writing it. But those are often the best kind. I really like it."
My New Hat: "Don't
ask me about this one either. I sense fatigue kicking in. It's an easy little
poem that mentions a hat I bought when I was with a Chinese girl in her
village a couple of years ago and it was cold and we were going to go on a
motorcycle and I didn't want my head to freeze."
Appendix 1: Autobiography: Well, I can see this poem is a spoof autobiography filled
with the names of British female popular singers from the 50s and 60s, but is
it anything other than that? Is it just a bit of fun? "What's the
objection to a bit of fun? But actually, some of what is in there is true. My
nan did know Marianne Faithfull's mum. And some of the events in there
actually happened, albeit not with those particular people. But this is
poetry, you know. It's imaginative. It's supposed to be imaginative, isn't
it? And not boring."
Appendix 2: My Favourite Pop Groups Not In Any Special Order: "I know what you're going

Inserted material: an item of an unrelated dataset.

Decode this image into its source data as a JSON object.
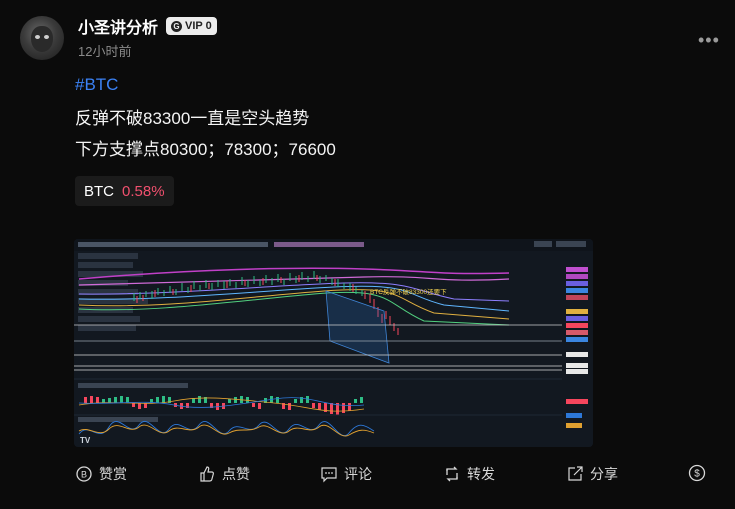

to ask me. Did I make all these names up? Actually, when I started out
writing this I planned for it to
be called My 500 Favourite Pop Groups Not In Any Special Order but then I realised
that 500 was a hell of a lot so I abandoned the idea and just stopped when I
Appendix 3: They Were Great Those Shows: These appendices are all music based. This poem is
about attending gigs, although I assume that again the bands or singers or
whatever are made up. Is music important to you? "That's a stupid
Having got through the track listing, Martin Stannard went into the kitchen
and made some fresh green tea and we drank it. When he talks about his poems
it's as if he thinks they're
almost too important to talk about or too impossible to talk about without
bursting into laughter because it's all too absurd. Other times it's as if he
doesn't altogether believe he actually wrote these things. In the end, I
think he doesn't really care what anybody else thinks. Somehow or other the
poems are there, and they are the best he can be. They don't leave the house
until they're the best he can be.
"Whether you are a pig or a god, I am Caltha, and do not breathe for